The focus is on a happily married couple Gerri (Ruth Sheen), who works as a medical counselor, and Tom (Jim Broadbent), a geologist. Mary is a colleague of Gerri’s, and when she visits, we get an initial candid portrait of how lonely and miserable she is. The impression is compounded later in the film, and one comes away feeling deeply for Mary, thanks to the extraordinary and convincing performance of Manville, who has been impressive in other pictures by Leigh. She steals the film with her devastating scenes.

This is not to say the film does not also belong to the rest of the cast portraying the assortment of characters under the Leigh’s microscope. Plaudits are due Peter Wright, Oliver Maltman, David Bradley, Karina Fernandez, Martin Savage, Michele Austin, Phil Davis, Stuart McQuarrie and Imelda Staunton.

There is pleasure in following the character assortment and in enjoying those who lives are basically happy. But there is also sadness in seeing the down side for those whose lives are scarred one way or another.

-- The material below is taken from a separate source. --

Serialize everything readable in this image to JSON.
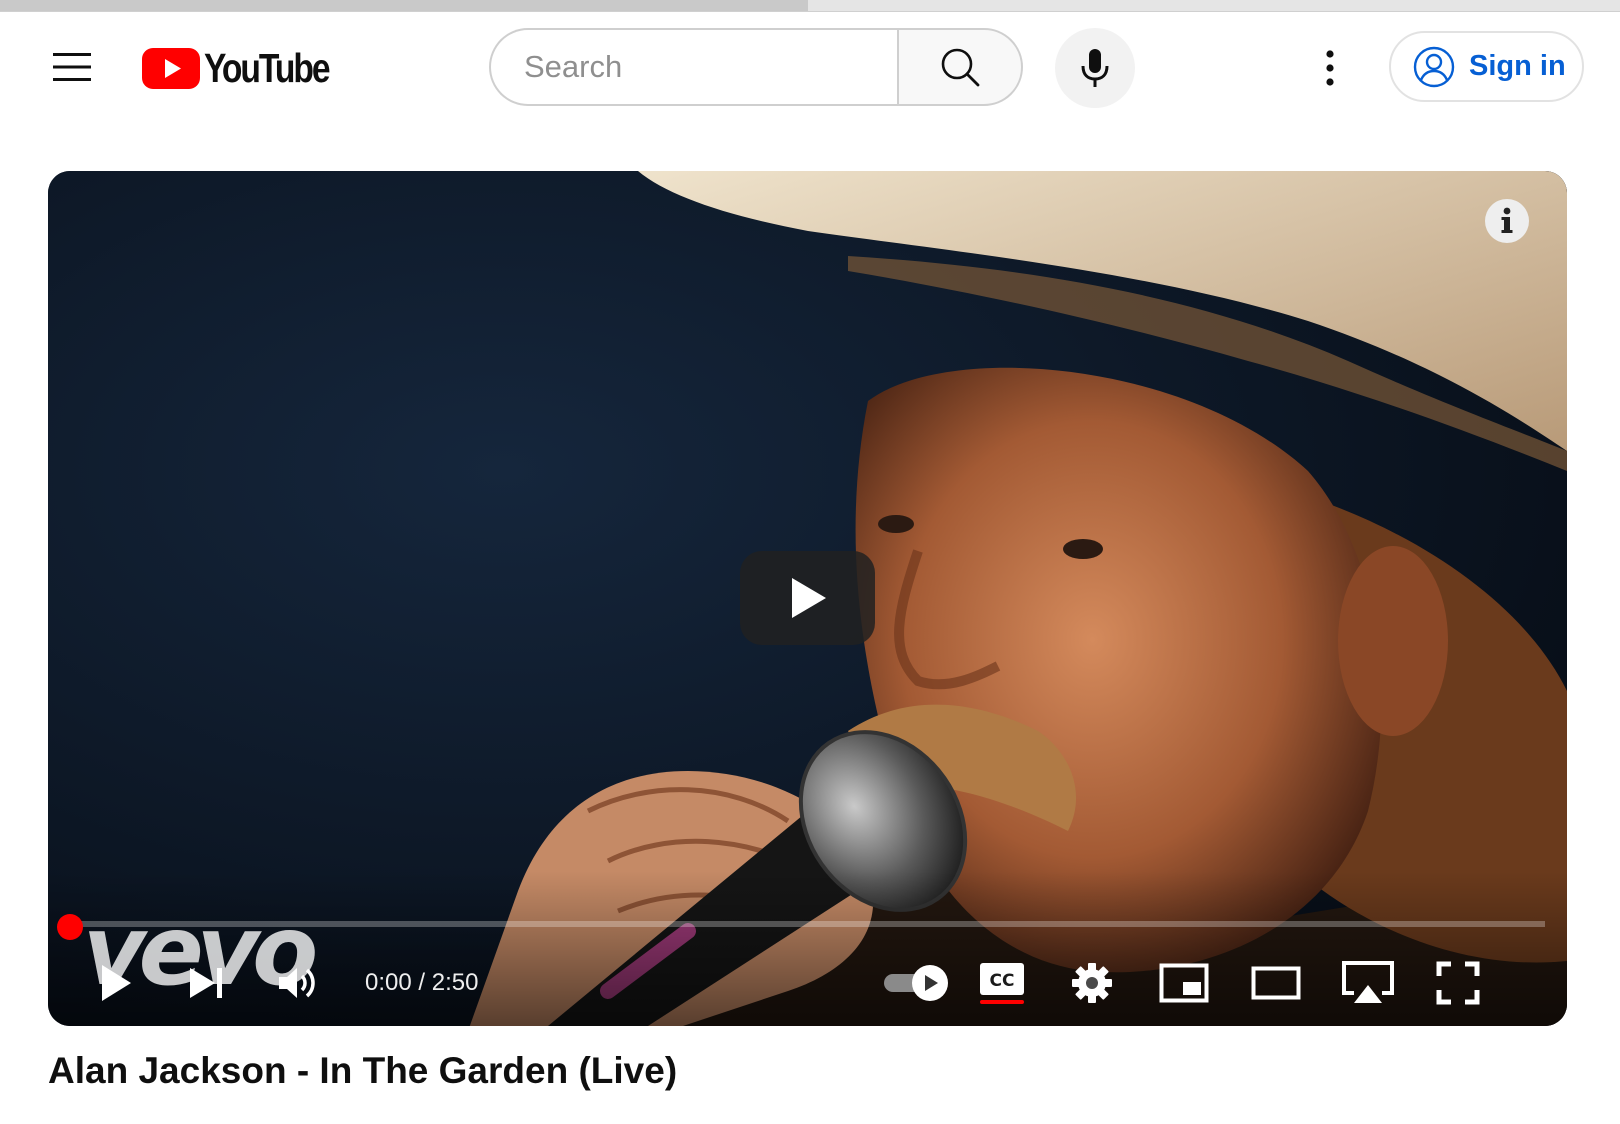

Leigh is a truth-seeker, and the reality is not always pretty. A Sony Pictures Classics release.

  

[Film] [Theater] [Cabaret] [About Town] [Wolf]
[Coming Soon] [Quick Takes] [Special Reports] [Travel] [HOME]